Such households’ consumption baskets usually have more price sensitive goods (energy, fuel and commodities) and are more likely to be affected by the income squeeze. Policies targeted to this group could help the economy deal with the crisis by protecting the more vulnerable.
In this light, Bank of England reform as put forward by Liz Truss would be undesirable. The Bank of England’s most urgent job at the moment is to protect its reputation for being able to provide low and stable inflation and this requires protecting its current status.
Both Sunak and Truss have expressed a desire to cut taxes. Truss’s plan to do this soon would likely make the Bank of England’s job more difficult by forcing it to raise rates higher and faster.
Sunak’s desire to make a tax cut further down the line could exacerbate the cooling of the economy in the meantime as it would effectively imply a high tax rate today relative to the future encouraging people to put off spending now. But since neither Truss nor Sunak have clarified how their tax reforms would be financed, any further evaluation of the consequences is very hard.

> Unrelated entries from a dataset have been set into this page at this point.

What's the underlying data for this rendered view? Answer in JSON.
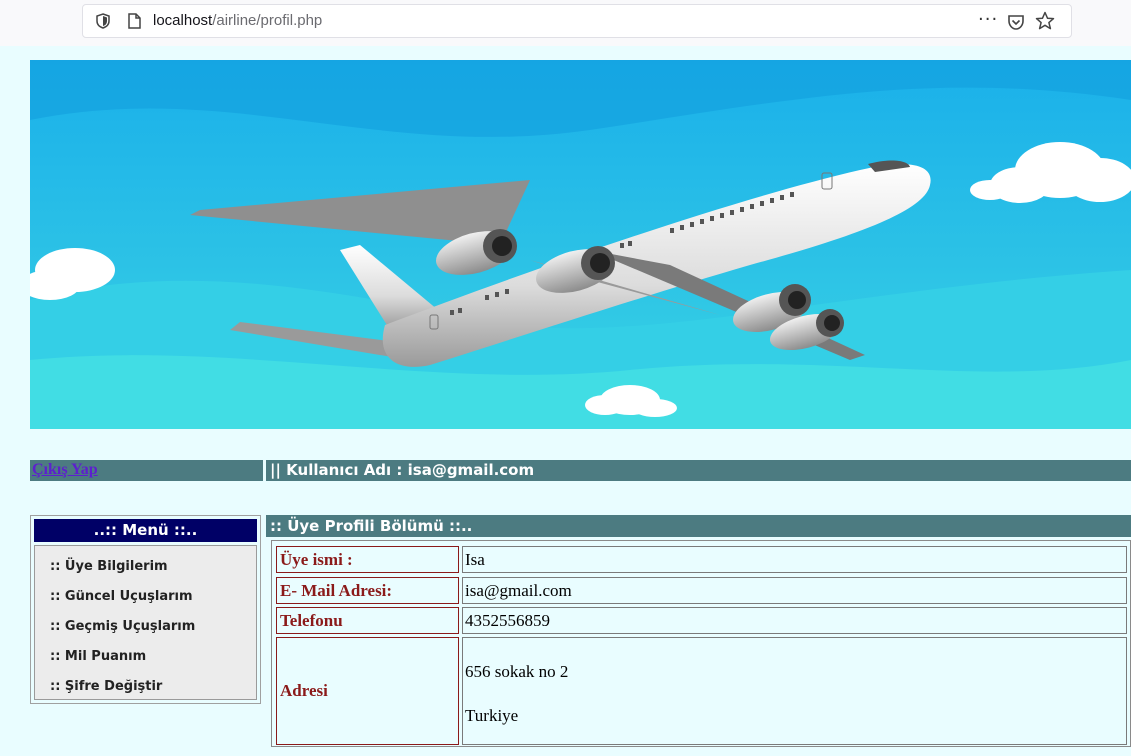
{
  "browser": {
    "url_host": "localhost",
    "url_path": "/airline/profil.php",
    "more_label": "···"
  },
  "banner": {
    "icon": "airplane-illustration",
    "colors": {
      "sky": "#1ab0ea",
      "cloud": "#ffffff"
    }
  },
  "topbar": {
    "logout_label": "Çıkış Yap",
    "user_label": "|| Kullanıcı Adı : isa@gmail.com"
  },
  "menu": {
    "title": "..:: Menü ::..",
    "items": [
      {
        "label": ":: Üye Bilgilerim"
      },
      {
        "label": ":: Güncel Uçuşlarım"
      },
      {
        "label": ":: Geçmiş Uçuşlarım"
      },
      {
        "label": ":: Mil Puanım"
      },
      {
        "label": ":: Şifre Değiştir"
      }
    ]
  },
  "profile": {
    "header": ":: Üye Profili Bölümü ::..",
    "rows": [
      {
        "label": "Üye ismi :",
        "value": "Isa"
      },
      {
        "label": "E- Mail Adresi:",
        "value": "isa@gmail.com"
      },
      {
        "label": "Telefonu",
        "value": "4352556859"
      },
      {
        "label": "Adresi",
        "value_line1": "656 sokak no 2",
        "value_line2": "Turkiye"
      }
    ]
  },
  "colors": {
    "page_bg": "#e9fdff",
    "bar_bg": "#4c7b81",
    "menu_title_bg": "#000066",
    "label_color": "#8b1a1a",
    "link_color": "#5d1fcf"
  }
}
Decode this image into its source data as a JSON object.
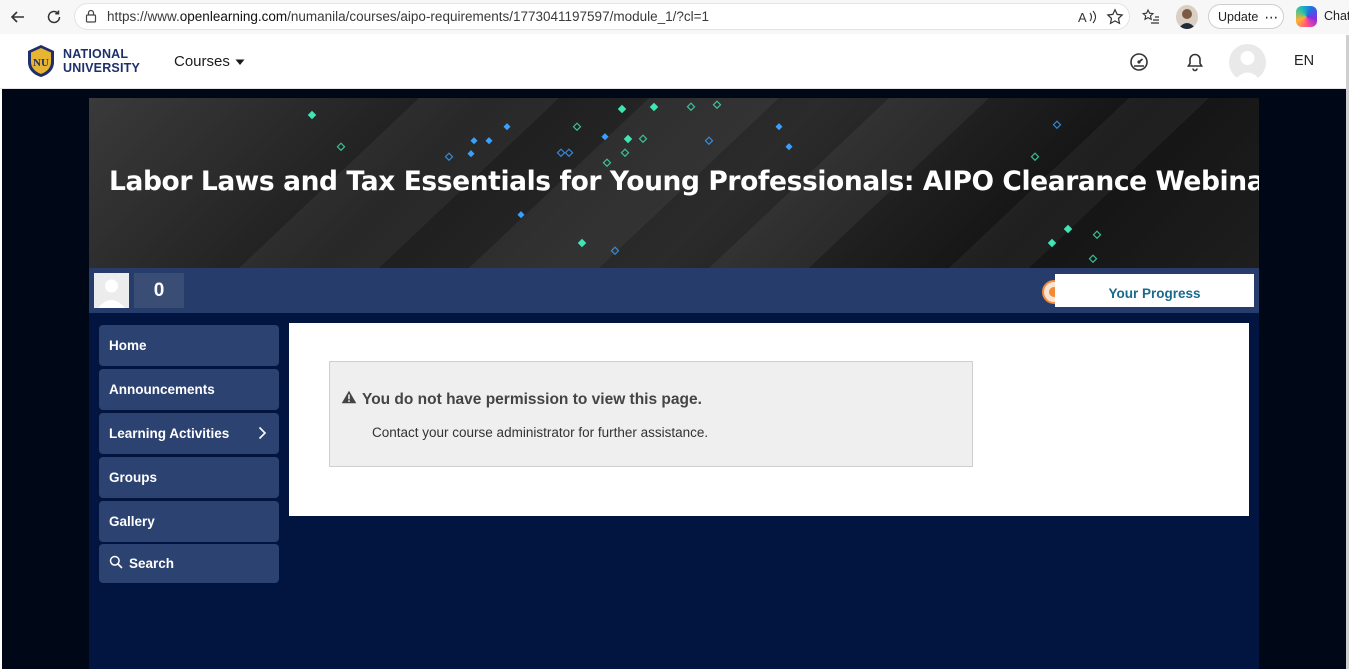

Overall, each of the current plans are missing a commitment to quick implementation to protect the most vulnerable groups of society during the very challenging economic situation we are seeing right now.
Go for investment and growth
Shampa Roy-Mukherjee, Associate Professor in Economics, University of East London
The Tory leadership race has used the country’s dire economic situation and the cost of living crisis as political football. Both candidates have proposed economic policies they feel would appeal to the 160,000 Conservative Party members who are predominantly affluent, white, British, men with an average age of 57 years old.
Much of the debate in the Tory leadership contest has focused on tax policy. The front runner in the contest, Liz Truss, claims her tax cuts will lead to economic growth and avoid the recession recently forecast by the Bank of England.
But if the economy fails to show significant and permanent growth, these tax cuts could lead to a further reduction in spending on public services and pay, as well as higher public borrowing. They could also increase inflation by encouraging people and businesses to spend more, unless offset by higher interest rates set by the Bank of England.
The other contender, Rishi Sunak, has proposed to lower taxes once inflation is under control by cutting 3p off income tax by 2029 (in addition to the 1p cut pledged in April). But his plan is light on details and would only benefit people that are working. Plus, if these cuts are not backed by strong economic growth leading to higher tax revenues, the economic consequences could be much the same as the tax cuts proposed by Truss.
Neither candidate has put forward supply side policies that prioritise innovation, growth and inward investment. This could include regulatory reform, labour market flexibility, upskilling the workforce and trade openness.
Such measures would encourage growth and help combat inflation by increasing competitiveness, efficiency, productivity and ultimately real wages – all of which have been negatively affected by Brexit and the COVID pandemic. Failure to address supply side issues could lead to further reductions in productivity and real wages in the decade ahead.
Morten O. Ravn receives funding from the European Research Council (Advanced Grant). The author is also a Regular Visitor at the European Central Bank.
Adi Imsirovic, Alan Shipman, and Shampa Roy-Mukherjee do not work for, consult, own shares in or receive funding from any company or organisation that would benefit from this article, and have disclosed no relevant affiliations beyond their academic appointment.